Boxy and imposing, with synthetic upholstery in two-tone salmon (in impossibly like-new condition!), a brute of a club chair has been kicked to the curb in my west-end Toronto neighbourhood in the midst of an August heat wave. The companion sofa sits beside it. They are old, but not old-fashioned, representing an aspirational design choice for an average homeowner probably seventy-plus years ago. These objects were designed and manufactured, chosen and purchased by a consumer, installed in a home, and used in daily life. Now, it appears that the matched set has come to the end of its useful life. Garbage day pickup looms like an executioner.
Like all aspects of our designed and built environment, this furniture has history: it has a cultural, material and aesthetic context; it has spatial and tactile presence that represents its era; in form and colour it brandishes clues to an aesthetic code rooted in the fashions of a far-away elite market. Who – what collection of designers, crafts people, and furniture makers – designed and made it? Which tools, machines, materials, textiles and hardware were required for its manufacturing? How was it promoted and merchandised? Where and how was it sold? What lifestyle visions did it support and how was it used?

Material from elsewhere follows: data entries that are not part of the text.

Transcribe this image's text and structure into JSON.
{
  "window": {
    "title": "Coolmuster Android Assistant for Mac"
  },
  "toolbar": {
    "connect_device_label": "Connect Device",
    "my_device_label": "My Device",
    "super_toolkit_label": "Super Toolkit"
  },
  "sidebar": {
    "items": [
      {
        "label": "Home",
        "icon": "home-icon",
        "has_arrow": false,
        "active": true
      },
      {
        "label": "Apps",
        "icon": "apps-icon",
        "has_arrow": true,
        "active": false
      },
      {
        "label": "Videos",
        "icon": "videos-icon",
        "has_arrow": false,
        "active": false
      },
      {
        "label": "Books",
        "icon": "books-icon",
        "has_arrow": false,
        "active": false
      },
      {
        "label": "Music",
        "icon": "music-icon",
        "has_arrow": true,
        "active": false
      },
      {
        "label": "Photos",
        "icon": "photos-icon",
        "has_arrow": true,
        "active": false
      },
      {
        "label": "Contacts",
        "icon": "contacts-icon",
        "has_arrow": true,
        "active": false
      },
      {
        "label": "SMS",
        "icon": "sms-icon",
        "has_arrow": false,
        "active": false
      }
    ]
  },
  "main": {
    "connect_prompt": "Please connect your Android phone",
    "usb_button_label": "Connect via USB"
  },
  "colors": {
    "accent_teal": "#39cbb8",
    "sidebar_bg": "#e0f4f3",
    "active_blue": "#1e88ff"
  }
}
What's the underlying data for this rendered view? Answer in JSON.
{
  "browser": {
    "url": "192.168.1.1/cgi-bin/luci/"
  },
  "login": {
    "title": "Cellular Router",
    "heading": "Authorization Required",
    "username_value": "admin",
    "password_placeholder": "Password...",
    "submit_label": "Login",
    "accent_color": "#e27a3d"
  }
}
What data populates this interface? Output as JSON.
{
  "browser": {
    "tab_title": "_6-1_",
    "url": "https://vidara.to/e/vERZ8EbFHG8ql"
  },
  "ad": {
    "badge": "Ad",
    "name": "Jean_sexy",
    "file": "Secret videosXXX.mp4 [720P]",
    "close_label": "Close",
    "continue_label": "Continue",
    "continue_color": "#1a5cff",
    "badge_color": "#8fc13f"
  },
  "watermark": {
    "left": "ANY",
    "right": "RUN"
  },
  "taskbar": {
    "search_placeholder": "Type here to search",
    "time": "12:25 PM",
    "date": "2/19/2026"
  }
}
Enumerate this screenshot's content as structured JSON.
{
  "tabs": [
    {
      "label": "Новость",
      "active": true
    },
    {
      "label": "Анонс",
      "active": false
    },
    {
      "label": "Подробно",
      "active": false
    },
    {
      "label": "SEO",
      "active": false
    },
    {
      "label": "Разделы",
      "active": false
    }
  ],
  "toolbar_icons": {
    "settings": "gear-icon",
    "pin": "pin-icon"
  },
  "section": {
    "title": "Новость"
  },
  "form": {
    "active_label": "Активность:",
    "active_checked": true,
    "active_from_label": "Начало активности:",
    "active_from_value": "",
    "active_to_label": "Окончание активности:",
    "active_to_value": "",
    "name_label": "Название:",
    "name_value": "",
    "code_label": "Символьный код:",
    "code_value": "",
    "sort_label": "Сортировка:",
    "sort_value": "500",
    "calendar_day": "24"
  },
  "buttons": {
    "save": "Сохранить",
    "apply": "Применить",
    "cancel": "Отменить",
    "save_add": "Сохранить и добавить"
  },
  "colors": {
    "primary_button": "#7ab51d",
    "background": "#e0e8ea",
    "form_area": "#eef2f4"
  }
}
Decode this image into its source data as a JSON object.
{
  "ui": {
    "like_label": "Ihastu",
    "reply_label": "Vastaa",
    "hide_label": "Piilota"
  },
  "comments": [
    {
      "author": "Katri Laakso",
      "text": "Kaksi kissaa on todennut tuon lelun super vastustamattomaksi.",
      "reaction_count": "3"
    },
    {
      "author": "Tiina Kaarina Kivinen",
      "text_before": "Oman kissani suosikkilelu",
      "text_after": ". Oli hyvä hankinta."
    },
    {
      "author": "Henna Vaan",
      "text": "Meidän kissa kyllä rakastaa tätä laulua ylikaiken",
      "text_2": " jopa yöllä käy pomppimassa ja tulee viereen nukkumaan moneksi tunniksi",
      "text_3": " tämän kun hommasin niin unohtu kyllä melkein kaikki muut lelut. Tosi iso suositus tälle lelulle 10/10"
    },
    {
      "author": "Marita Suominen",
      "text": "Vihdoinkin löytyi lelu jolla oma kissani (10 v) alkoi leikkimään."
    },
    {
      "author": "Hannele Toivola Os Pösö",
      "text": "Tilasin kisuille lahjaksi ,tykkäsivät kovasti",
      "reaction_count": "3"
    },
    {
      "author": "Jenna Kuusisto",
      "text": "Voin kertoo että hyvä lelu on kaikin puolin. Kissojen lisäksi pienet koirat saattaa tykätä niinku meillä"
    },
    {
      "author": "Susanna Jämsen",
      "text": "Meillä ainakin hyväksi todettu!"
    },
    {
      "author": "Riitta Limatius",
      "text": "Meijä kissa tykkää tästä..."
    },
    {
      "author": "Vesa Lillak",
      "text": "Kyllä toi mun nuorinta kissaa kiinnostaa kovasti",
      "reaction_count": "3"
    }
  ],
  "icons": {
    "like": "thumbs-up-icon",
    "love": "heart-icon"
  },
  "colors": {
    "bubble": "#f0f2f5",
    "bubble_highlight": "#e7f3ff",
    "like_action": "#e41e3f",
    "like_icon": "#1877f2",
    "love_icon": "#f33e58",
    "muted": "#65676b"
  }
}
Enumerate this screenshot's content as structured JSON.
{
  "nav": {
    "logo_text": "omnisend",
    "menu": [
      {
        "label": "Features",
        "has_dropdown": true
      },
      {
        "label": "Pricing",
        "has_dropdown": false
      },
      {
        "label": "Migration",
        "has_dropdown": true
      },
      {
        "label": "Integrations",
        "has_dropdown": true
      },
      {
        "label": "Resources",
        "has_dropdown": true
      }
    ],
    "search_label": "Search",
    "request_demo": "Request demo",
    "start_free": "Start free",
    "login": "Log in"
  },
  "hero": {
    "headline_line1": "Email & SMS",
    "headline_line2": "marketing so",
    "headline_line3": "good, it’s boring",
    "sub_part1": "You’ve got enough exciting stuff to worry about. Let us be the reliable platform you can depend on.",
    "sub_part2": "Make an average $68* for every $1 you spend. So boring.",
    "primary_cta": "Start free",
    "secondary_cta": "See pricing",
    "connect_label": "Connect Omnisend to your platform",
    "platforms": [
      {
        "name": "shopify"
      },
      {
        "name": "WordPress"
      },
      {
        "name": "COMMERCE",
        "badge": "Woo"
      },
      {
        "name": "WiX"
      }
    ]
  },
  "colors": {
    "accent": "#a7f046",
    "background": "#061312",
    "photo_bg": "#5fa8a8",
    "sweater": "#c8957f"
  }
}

Cultural heritage and values are part of any investigation of material culture. What questions do you have about this piece of furniture? How can we develop new lines of questioning? And how does this investigation help us to connect design history and theory with contemporary design practice?